There is a risk that if the proposals for the soft drinks levy are weakened following the consultation period (thereby raising less money for the Exchequer), the spending commitments to schools will, in turn, be jeopardised.
There is therefore an opportunity for the Autumn Statement to commit more funding in this area if it increases its estimate of how much funding will be generated from the soft drinks levy. An obvious area for increased investment is breakfast clubs, where research published last month found that offering relatively disadvantaged primary schools in England support to establish a universal, free, before-school breakfast club can improve pupils’ academic attainment.
Changes affecting International students could damage universities’ financial health
The Home Secretary Amber Rudd announced at the Conservative Party Conference that she aimed to bring the number of international students down, and the Teaching Excellence Framework (TEF) could be used to decide which universities are entitled to keep or increase their international student intake. Under this scenario, many London-based and Russell Group universities ranking within the bottom third on the new measures, including the LSE, King’s College, Bristol and Edinburgh, could be particularly affected. Further restrictions could be challenging for the country’s top universities, as they are among the highly reliant on international students; especially the LSE, the Imperial College, UCL, Liverpool, and Manchester.
Cutting the number of international students could potentially result in income losses for universities. Data from HESA revealed that, in 2014/15, international and EU students’ fees accounted for around £4.9bn, or 15 per cent, of the overall sector income. A worrying thought for many is whether conditions for domestic students would be changed again in order to compensate for potential income losses.
£2bn extra a year to offset potential damage of Brexit on research and innovation
Theresa May has today pledged that £2bn extra a year will be made available to conduct research to boost innovation and productivity until 2020. The announcement aimed to reassure businesses and universities, two sectors that have been showing growing concerns over the effects of Brexit in terms of access to the common market and to European research funds, respectively.
The Autumn statement may clarify how much of the total sum will be made available to universities, either directly or through research councils, but it is unlikely that the awarding criteria will be set. In such case, the sector will be waiting for the criteria to be disclosed, as the priorities of the government may attempt to privilege some areas of research over others. If the governments’ criteria differ widely from those of the EU, then the expected resulting scenario is one with winners and losers and the sector facing further imbalances.

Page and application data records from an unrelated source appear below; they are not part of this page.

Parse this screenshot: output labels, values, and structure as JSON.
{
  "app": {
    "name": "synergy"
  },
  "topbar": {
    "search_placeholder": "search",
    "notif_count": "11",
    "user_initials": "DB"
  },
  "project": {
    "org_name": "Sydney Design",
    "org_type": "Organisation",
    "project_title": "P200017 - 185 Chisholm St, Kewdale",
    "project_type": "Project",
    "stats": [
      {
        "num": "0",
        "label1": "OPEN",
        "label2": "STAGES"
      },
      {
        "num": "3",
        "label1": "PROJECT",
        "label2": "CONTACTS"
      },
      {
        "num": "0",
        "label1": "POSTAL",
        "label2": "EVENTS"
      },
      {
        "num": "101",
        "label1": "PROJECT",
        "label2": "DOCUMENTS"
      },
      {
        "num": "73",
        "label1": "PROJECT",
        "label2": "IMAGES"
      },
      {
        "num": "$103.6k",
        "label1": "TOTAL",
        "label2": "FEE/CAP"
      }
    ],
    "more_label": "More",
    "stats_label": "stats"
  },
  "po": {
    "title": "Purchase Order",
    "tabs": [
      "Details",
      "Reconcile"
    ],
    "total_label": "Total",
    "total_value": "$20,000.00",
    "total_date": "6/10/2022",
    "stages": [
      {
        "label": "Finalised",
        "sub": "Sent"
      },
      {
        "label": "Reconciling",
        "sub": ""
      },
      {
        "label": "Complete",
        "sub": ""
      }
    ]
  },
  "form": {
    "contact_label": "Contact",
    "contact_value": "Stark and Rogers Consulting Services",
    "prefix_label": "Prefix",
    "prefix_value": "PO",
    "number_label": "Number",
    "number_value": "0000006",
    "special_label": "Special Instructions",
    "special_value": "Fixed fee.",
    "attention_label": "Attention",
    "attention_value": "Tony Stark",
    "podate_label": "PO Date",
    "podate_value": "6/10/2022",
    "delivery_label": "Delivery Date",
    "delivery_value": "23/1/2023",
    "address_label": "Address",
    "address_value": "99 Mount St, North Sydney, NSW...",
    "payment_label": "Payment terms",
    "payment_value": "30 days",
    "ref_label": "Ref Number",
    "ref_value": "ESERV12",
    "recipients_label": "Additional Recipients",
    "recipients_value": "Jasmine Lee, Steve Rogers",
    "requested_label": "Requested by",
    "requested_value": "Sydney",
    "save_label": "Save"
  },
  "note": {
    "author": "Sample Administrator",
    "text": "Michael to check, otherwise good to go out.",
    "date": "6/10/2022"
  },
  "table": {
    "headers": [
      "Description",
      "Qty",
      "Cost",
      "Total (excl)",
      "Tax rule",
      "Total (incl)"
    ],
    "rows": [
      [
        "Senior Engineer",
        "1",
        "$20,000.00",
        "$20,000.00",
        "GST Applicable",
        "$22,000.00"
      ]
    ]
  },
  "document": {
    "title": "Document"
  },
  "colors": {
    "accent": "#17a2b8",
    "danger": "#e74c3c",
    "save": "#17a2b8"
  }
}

Additional funds to Mental Health unlikely, yet money could be invested more wisely
In the March 2015 budget, the government announced new investment of £1.25bn (up to 2020) for children’s mental health.
Despite a much greater spotlight being shed on young people’s mental health, particularly in the media, research conducted by the Education Policy Institute earlier this year found that a quarter of young people are being turned away by specialist services. The EPI’s Mental Health Commission’s report, launched earlier in November, also highlighted the risk that the additional money is not being spent as intended. For example, in this financial year, £119m has been allocated to the local NHS leaders but it is in their general budget so they have a choice on whether to spend it on children’s mental health or not.
A key risk to look out for in the Autumn Statement is any further reduction to the local authority Revenue Support Grant. The risk of any reduction is that this Grant is a source of funding for early intervention support services which are a vital part of the children and young people’s mental health system. Cuts to these services over the last six years since 2010 are a likely driver for the increase that we have seen in referrals for specialist mental health services (a 64 per cent increase over the two years to 2015).